Sometimes you just don't know whether to laugh or cry
The Home Builders Federation’s more thoughtful members are interested in good standards, not bad ones, says Paul Finch
Talking to the Centre for Accessible Environments last week, discussion turned to the question of regulation. Does Part M do the trick, or would we better off incorporating its provisions in other parts of the Building Regulation system, rather than have a separate section? This is a philosophical discussion that can rapidly turn political: Saturday’s Guardian lead headline read: ‘Bonfire of the building rules’, with the explanatory subhead ‘Government wants to ease regulations to boost construction industry’.
Can it really be true that the government is thinking about ‘tearing up standards including fire safety and wheelchair access’? If so, why stop there? Why not let the ‘construction industry’ self-certify structural integrity, and, when buildings collapse, let the families of the victims sue for damages? It would have nothing to do with the government, you see.
You might have thought, given the lessons of light touch regulation in the financial sector, that this government would be chary about applying deregulation elsewhere, especially where it involves the buildings in which we conduct our lives. Unfortunately, some politicians with a deregulatory bent assume benefits will flow automatically, and that there is no downside. They are generally ignorant of particular industries and are certainly ignorant about history. How silly to bring in regulation, of all things, after the Great Fire of London.
Regarding the regulations in general, and the housing market in particular (which is what this deregulatory initiative is aimed at), there are two profound reasons why it is a dumb idea, doomed to failure - either because it is abandoned or, worse, because it succeeds.
The first is that Building Regulations do not inhibit or delay housing or any other form of construction. Ironically, since a version of ‘deregulation’ was introduced to their operation, no one has to queue at the town hall to get designs approved. A variety of approvers, public and private, operate very successfully. A problem was resolved and, if it ain’t broke, why fix it?
There is a second reason why this review, which, to be fair, will also cover voluntary standards like the Code for Sustainable Homes, is unlikely to make much difference to real-world housing. That is because the industry as a whole doesn’t particularly want it. It is true that the Home Builders Federation has welcomed the idea, but that is because it is a lowest common denominator organisation, in thrall to its worst members. I am sorry to say that the capable people who run it therefore have a default policy of opposing any improvement in quality of space or materials, sustainability or placemaking, and have been doing so for decades.

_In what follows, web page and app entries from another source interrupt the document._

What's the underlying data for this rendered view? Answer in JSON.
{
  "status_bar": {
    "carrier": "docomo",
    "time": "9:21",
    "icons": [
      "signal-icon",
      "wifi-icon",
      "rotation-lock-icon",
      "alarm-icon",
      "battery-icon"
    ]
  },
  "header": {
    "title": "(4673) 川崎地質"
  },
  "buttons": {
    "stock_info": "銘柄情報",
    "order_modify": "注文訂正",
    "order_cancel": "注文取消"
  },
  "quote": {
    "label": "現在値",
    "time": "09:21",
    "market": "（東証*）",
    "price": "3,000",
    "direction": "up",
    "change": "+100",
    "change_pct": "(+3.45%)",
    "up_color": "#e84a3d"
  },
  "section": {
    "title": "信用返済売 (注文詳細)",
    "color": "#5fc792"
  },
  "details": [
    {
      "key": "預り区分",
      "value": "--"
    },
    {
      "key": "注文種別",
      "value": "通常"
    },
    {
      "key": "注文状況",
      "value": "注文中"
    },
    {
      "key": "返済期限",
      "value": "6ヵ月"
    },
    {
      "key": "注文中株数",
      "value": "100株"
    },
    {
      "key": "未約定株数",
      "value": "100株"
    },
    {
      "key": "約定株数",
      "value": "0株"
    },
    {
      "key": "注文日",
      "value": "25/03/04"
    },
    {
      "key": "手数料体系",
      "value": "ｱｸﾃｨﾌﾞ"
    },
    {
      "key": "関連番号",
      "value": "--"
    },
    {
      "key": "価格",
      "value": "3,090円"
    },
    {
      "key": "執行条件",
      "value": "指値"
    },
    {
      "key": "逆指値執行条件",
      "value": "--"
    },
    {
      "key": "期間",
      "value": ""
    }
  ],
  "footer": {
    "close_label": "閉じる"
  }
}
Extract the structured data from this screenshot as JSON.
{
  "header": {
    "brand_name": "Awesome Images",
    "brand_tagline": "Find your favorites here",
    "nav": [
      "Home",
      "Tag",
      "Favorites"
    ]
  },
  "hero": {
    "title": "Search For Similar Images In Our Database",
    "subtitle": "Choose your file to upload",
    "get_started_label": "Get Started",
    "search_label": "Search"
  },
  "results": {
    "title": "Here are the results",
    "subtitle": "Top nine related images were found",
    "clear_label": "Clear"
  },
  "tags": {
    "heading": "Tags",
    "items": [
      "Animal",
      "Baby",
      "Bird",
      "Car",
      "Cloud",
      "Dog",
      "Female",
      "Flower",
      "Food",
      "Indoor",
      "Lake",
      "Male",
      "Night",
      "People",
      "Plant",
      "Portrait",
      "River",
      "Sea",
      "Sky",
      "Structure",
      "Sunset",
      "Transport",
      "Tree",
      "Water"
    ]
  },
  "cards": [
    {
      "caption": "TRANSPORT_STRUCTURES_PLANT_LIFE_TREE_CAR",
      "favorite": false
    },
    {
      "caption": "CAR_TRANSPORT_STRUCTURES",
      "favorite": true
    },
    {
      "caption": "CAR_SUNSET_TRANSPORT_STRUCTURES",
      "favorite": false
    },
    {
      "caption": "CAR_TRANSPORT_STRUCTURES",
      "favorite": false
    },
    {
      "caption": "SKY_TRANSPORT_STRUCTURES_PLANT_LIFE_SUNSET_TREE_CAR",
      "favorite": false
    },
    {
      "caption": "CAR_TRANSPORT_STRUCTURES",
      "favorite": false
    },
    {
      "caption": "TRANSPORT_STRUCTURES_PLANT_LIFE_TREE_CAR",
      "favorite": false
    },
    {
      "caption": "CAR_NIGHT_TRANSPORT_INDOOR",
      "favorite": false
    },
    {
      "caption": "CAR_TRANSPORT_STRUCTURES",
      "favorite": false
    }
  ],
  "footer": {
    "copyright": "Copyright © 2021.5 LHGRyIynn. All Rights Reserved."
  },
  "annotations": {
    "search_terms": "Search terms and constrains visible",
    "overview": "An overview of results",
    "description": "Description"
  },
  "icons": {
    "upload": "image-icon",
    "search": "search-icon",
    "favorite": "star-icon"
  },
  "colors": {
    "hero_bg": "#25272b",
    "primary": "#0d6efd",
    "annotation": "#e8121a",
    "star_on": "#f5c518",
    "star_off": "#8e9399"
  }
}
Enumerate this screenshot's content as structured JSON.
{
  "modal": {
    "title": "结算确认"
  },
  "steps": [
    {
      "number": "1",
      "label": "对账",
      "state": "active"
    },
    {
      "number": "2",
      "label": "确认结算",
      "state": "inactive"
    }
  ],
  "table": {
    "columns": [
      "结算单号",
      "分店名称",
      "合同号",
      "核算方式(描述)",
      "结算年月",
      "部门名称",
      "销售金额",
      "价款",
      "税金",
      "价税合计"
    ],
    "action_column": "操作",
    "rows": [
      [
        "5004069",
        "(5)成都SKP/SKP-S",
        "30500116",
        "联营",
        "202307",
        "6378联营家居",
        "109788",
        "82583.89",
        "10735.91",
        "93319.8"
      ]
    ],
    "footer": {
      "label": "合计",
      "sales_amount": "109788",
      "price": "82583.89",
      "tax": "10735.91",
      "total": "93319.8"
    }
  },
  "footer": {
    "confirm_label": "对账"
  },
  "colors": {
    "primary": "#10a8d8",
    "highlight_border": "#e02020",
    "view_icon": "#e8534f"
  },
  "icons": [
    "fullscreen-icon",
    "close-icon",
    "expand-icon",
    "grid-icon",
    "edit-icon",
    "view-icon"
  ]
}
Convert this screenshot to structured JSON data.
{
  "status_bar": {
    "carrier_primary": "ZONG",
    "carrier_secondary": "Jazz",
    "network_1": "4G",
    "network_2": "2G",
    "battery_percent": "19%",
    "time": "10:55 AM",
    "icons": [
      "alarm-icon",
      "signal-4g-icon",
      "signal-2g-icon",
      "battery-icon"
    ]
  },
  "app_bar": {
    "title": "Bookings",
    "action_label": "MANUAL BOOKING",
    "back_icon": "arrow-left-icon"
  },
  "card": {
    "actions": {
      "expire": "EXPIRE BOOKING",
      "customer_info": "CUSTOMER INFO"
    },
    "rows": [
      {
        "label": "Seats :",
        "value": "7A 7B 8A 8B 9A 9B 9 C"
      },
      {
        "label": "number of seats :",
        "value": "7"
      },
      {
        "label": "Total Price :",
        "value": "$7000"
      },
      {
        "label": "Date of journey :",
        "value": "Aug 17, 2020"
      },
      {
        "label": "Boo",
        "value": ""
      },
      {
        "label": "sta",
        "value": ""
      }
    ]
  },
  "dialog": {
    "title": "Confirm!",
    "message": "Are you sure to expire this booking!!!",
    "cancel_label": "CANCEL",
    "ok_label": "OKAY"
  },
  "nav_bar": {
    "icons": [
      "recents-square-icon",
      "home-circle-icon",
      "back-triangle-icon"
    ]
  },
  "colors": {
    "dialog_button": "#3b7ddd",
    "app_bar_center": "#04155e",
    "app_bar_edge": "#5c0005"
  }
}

The federation’s more thoughtful members, for example the Berkeley Group or Crest Nicholson, are interested in good standards, not bad ones. The scare stories told about the cost of meeting Code 4 home sustainability have been exposed for what they are. The industry has responded positively in London to Boris Johnson’s hugely enhanced minimum space standards.
I had the pleasure of chairing the morning session of the first annual conference of the Good Homes Alliance last week and was delighted to hear a wide range of builders, professionals and analysts discussing ways to improve quality, even during hard economic times. (A big chunk of mortgage finance would help.)
Matt Bell, external affairs chief at Berkeley, and an old CABE hand, put his finger on the real challenge: ‘How do we get more good homes fast?’ The reality is that quality and quantity can go hand-in-hand, but the arse-end of any supplier group will tell you it can’t. Housing policy is too important to adopt that Neanderthal view.